=== Task brief ===
Every entry needs to be repeated exactly, with nothing left out.

=== Provided records ===
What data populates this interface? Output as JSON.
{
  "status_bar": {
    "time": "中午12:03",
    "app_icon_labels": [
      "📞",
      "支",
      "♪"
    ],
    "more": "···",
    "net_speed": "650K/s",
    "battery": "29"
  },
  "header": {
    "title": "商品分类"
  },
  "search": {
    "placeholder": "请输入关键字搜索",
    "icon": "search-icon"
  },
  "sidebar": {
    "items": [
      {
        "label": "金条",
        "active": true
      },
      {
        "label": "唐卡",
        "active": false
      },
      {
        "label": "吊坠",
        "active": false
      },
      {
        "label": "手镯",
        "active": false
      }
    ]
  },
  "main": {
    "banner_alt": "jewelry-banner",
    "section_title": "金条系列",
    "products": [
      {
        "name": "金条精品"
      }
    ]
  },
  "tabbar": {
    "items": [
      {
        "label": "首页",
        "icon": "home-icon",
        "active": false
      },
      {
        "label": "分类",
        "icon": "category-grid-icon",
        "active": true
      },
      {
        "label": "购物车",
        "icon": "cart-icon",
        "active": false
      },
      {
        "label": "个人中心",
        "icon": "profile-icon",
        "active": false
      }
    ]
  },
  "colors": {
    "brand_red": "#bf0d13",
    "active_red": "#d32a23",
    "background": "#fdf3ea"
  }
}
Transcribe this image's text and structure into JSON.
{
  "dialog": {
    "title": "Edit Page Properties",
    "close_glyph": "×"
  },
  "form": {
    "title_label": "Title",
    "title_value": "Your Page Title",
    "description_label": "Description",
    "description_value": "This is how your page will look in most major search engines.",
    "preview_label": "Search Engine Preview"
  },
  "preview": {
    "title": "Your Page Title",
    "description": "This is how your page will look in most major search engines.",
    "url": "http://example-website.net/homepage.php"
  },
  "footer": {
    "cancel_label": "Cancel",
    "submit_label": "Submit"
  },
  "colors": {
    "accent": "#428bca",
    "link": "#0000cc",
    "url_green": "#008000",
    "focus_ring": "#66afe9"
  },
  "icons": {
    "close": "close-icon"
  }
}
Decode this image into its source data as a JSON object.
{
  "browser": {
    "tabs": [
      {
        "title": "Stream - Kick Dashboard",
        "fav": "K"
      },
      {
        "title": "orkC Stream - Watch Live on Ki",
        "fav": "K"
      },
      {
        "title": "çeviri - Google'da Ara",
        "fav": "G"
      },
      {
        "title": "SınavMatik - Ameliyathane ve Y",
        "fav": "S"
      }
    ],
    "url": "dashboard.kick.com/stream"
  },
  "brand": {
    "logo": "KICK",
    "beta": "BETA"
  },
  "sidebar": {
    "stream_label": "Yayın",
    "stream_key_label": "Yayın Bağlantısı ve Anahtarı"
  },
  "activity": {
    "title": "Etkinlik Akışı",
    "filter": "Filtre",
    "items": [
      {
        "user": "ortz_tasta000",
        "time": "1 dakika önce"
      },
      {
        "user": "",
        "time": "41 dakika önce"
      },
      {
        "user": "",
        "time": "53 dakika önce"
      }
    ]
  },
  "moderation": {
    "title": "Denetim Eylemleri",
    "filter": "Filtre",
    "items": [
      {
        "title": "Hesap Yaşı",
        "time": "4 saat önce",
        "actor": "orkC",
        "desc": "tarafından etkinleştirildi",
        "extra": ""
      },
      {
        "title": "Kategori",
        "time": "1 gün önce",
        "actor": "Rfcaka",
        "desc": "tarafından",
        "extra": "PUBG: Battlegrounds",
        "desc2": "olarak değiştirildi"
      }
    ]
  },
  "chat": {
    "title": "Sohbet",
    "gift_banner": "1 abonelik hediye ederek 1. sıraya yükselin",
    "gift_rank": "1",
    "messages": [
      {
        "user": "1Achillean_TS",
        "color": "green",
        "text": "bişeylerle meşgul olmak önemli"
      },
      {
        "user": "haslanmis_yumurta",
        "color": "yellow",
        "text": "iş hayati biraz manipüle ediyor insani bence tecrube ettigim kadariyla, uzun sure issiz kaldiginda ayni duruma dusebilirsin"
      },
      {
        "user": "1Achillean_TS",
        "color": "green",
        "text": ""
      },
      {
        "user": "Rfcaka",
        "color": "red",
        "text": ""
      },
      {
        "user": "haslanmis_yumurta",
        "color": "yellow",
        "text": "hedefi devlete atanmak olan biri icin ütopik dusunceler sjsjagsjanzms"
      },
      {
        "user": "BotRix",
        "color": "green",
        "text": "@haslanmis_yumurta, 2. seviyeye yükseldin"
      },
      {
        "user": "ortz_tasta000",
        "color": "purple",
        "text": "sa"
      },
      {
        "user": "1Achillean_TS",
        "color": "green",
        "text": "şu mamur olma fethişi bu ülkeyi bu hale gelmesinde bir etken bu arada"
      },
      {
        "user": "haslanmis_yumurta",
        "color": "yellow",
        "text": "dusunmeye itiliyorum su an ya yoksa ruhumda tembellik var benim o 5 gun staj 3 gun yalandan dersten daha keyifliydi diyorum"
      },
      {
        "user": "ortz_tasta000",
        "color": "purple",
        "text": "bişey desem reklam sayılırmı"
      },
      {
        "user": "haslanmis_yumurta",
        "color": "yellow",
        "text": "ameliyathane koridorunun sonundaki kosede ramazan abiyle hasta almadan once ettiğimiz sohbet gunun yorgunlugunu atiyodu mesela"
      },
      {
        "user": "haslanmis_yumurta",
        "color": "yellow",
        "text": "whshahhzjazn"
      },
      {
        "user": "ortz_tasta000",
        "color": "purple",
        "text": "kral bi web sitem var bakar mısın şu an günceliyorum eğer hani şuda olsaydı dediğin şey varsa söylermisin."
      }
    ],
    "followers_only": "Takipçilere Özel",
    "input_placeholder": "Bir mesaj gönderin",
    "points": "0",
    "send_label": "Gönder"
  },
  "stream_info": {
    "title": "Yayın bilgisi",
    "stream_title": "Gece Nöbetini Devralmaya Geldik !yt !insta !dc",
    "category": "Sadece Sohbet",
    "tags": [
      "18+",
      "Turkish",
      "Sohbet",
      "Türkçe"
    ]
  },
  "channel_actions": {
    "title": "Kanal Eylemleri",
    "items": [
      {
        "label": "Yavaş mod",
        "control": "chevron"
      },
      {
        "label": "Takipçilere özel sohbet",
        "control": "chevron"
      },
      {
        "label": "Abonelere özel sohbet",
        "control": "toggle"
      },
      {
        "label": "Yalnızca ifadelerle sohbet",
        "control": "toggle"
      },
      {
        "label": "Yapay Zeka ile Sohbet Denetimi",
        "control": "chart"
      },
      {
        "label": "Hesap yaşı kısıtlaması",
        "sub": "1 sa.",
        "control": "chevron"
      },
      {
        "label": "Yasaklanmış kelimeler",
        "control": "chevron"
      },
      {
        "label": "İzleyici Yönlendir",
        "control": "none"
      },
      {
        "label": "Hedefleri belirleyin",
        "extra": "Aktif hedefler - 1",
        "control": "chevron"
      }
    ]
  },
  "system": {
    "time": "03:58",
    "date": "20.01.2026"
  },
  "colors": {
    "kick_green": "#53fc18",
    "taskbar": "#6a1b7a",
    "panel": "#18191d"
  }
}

=== Solved problem ===
What data populates this interface? Output as JSON.
{
  "status_bar": {
    "time": "中午12:03",
    "app_icon_labels": [
      "📞",
      "支",
      "♪"
    ],
    "more": "···",
    "net_speed": "650K/s",
    "battery": "29"
  },
  "header": {
    "title": "商品分类"
  },
  "search": {
    "placeholder": "请输入关键字搜索",
    "icon": "search-icon"
  },
  "sidebar": {
    "items": [
      {
        "label": "金条",
        "active": true
      },
      {
        "label": "唐卡",
        "active": false
      },
      {
        "label": "吊坠",
        "active": false
      },
      {
        "label": "手镯",
        "active": false
      }
    ]
  },
  "main": {
    "banner_alt": "jewelry-banner",
    "section_title": "金条系列",
    "products": [
      {
        "name": "金条精品"
      }
    ]
  },
  "tabbar": {
    "items": [
      {
        "label": "首页",
        "icon": "home-icon",
        "active": false
      },
      {
        "label": "分类",
        "icon": "category-grid-icon",
        "active": true
      },
      {
        "label": "购物车",
        "icon": "cart-icon",
        "active": false
      },
      {
        "label": "个人中心",
        "icon": "profile-icon",
        "active": false
      }
    ]
  },
  "colors": {
    "brand_red": "#bf0d13",
    "active_red": "#d32a23",
    "background": "#fdf3ea"
  }
}
Transcribe this image's text and structure into JSON.
{
  "dialog": {
    "title": "Edit Page Properties",
    "close_glyph": "×"
  },
  "form": {
    "title_label": "Title",
    "title_value": "Your Page Title",
    "description_label": "Description",
    "description_value": "This is how your page will look in most major search engines.",
    "preview_label": "Search Engine Preview"
  },
  "preview": {
    "title": "Your Page Title",
    "description": "This is how your page will look in most major search engines.",
    "url": "http://example-website.net/homepage.php"
  },
  "footer": {
    "cancel_label": "Cancel",
    "submit_label": "Submit"
  },
  "colors": {
    "accent": "#428bca",
    "link": "#0000cc",
    "url_green": "#008000",
    "focus_ring": "#66afe9"
  },
  "icons": {
    "close": "close-icon"
  }
}
Decode this image into its source data as a JSON object.
{
  "browser": {
    "tabs": [
      {
        "title": "Stream - Kick Dashboard",
        "fav": "K"
      },
      {
        "title": "orkC Stream - Watch Live on Ki",
        "fav": "K"
      },
      {
        "title": "çeviri - Google'da Ara",
        "fav": "G"
      },
      {
        "title": "SınavMatik - Ameliyathane ve Y",
        "fav": "S"
      }
    ],
    "url": "dashboard.kick.com/stream"
  },
  "brand": {
    "logo": "KICK",
    "beta": "BETA"
  },
  "sidebar": {
    "stream_label": "Yayın",
    "stream_key_label": "Yayın Bağlantısı ve Anahtarı"
  },
  "activity": {
    "title": "Etkinlik Akışı",
    "filter": "Filtre",
    "items": [
      {
        "user": "ortz_tasta000",
        "time": "1 dakika önce"
      },
      {
        "user": "",
        "time": "41 dakika önce"
      },
      {
        "user": "",
        "time": "53 dakika önce"
      }
    ]
  },
  "moderation": {
    "title": "Denetim Eylemleri",
    "filter": "Filtre",
    "items": [
      {
        "title": "Hesap Yaşı",
        "time": "4 saat önce",
        "actor": "orkC",
        "desc": "tarafından etkinleştirildi",
        "extra": ""
      },
      {
        "title": "Kategori",
        "time": "1 gün önce",
        "actor": "Rfcaka",
        "desc": "tarafından",
        "extra": "PUBG: Battlegrounds",
        "desc2": "olarak değiştirildi"
      }
    ]
  },
  "chat": {
    "title": "Sohbet",
    "gift_banner": "1 abonelik hediye ederek 1. sıraya yükselin",
    "gift_rank": "1",
    "messages": [
      {
        "user": "1Achillean_TS",
        "color": "green",
        "text": "bişeylerle meşgul olmak önemli"
      },
      {
        "user": "haslanmis_yumurta",
        "color": "yellow",
        "text": "iş hayati biraz manipüle ediyor insani bence tecrube ettigim kadariyla, uzun sure issiz kaldiginda ayni duruma dusebilirsin"
      },
      {
        "user": "1Achillean_TS",
        "color": "green",
        "text": ""
      },
      {
        "user": "Rfcaka",
        "color": "red",
        "text": ""
      },
      {
        "user": "haslanmis_yumurta",
        "color": "yellow",
        "text": "hedefi devlete atanmak olan biri icin ütopik dusunceler sjsjagsjanzms"
      },
      {
        "user": "BotRix",
        "color": "green",
        "text": "@haslanmis_yumurta, 2. seviyeye yükseldin"
      },
      {
        "user": "ortz_tasta000",
        "color": "purple",
        "text": "sa"
      },
      {
        "user": "1Achillean_TS",
        "color": "green",
        "text": "şu mamur olma fethişi bu ülkeyi bu hale gelmesinde bir etken bu arada"
      },
      {
        "user": "haslanmis_yumurta",
        "color": "yellow",
        "text": "dusunmeye itiliyorum su an ya yoksa ruhumda tembellik var benim o 5 gun staj 3 gun yalandan dersten daha keyifliydi diyorum"
      },
      {
        "user": "ortz_tasta000",
        "color": "purple",
        "text": "bişey desem reklam sayılırmı"
      },
      {
        "user": "haslanmis_yumurta",
        "color": "yellow",
        "text": "ameliyathane koridorunun sonundaki kosede ramazan abiyle hasta almadan once ettiğimiz sohbet gunun yorgunlugunu atiyodu mesela"
      },
      {
        "user": "haslanmis_yumurta",
        "color": "yellow",
        "text": "whshahhzjazn"
      },
      {
        "user": "ortz_tasta000",
        "color": "purple",
        "text": "kral bi web sitem var bakar mısın şu an günceliyorum eğer hani şuda olsaydı dediğin şey varsa söylermisin."
      }
    ],
    "followers_only": "Takipçilere Özel",
    "input_placeholder": "Bir mesaj gönderin",
    "points": "0",
    "send_label": "Gönder"
  },
  "stream_info": {
    "title": "Yayın bilgisi",
    "stream_title": "Gece Nöbetini Devralmaya Geldik !yt !insta !dc",
    "category": "Sadece Sohbet",
    "tags": [
      "18+",
      "Turkish",
      "Sohbet",
      "Türkçe"
    ]
  },
  "channel_actions": {
    "title": "Kanal Eylemleri",
    "items": [
      {
        "label": "Yavaş mod",
        "control": "chevron"
      },
      {
        "label": "Takipçilere özel sohbet",
        "control": "chevron"
      },
      {
        "label": "Abonelere özel sohbet",
        "control": "toggle"
      },
      {
        "label": "Yalnızca ifadelerle sohbet",
        "control": "toggle"
      },
      {
        "label": "Yapay Zeka ile Sohbet Denetimi",
        "control": "chart"
      },
      {
        "label": "Hesap yaşı kısıtlaması",
        "sub": "1 sa.",
        "control": "chevron"
      },
      {
        "label": "Yasaklanmış kelimeler",
        "control": "chevron"
      },
      {
        "label": "İzleyici Yönlendir",
        "control": "none"
      },
      {
        "label": "Hedefleri belirleyin",
        "extra": "Aktif hedefler - 1",
        "control": "chevron"
      }
    ]
  },
  "system": {
    "time": "03:58",
    "date": "20.01.2026"
  },
  "colors": {
    "kick_green": "#53fc18",
    "taskbar": "#6a1b7a",
    "panel": "#18191d"
  }
}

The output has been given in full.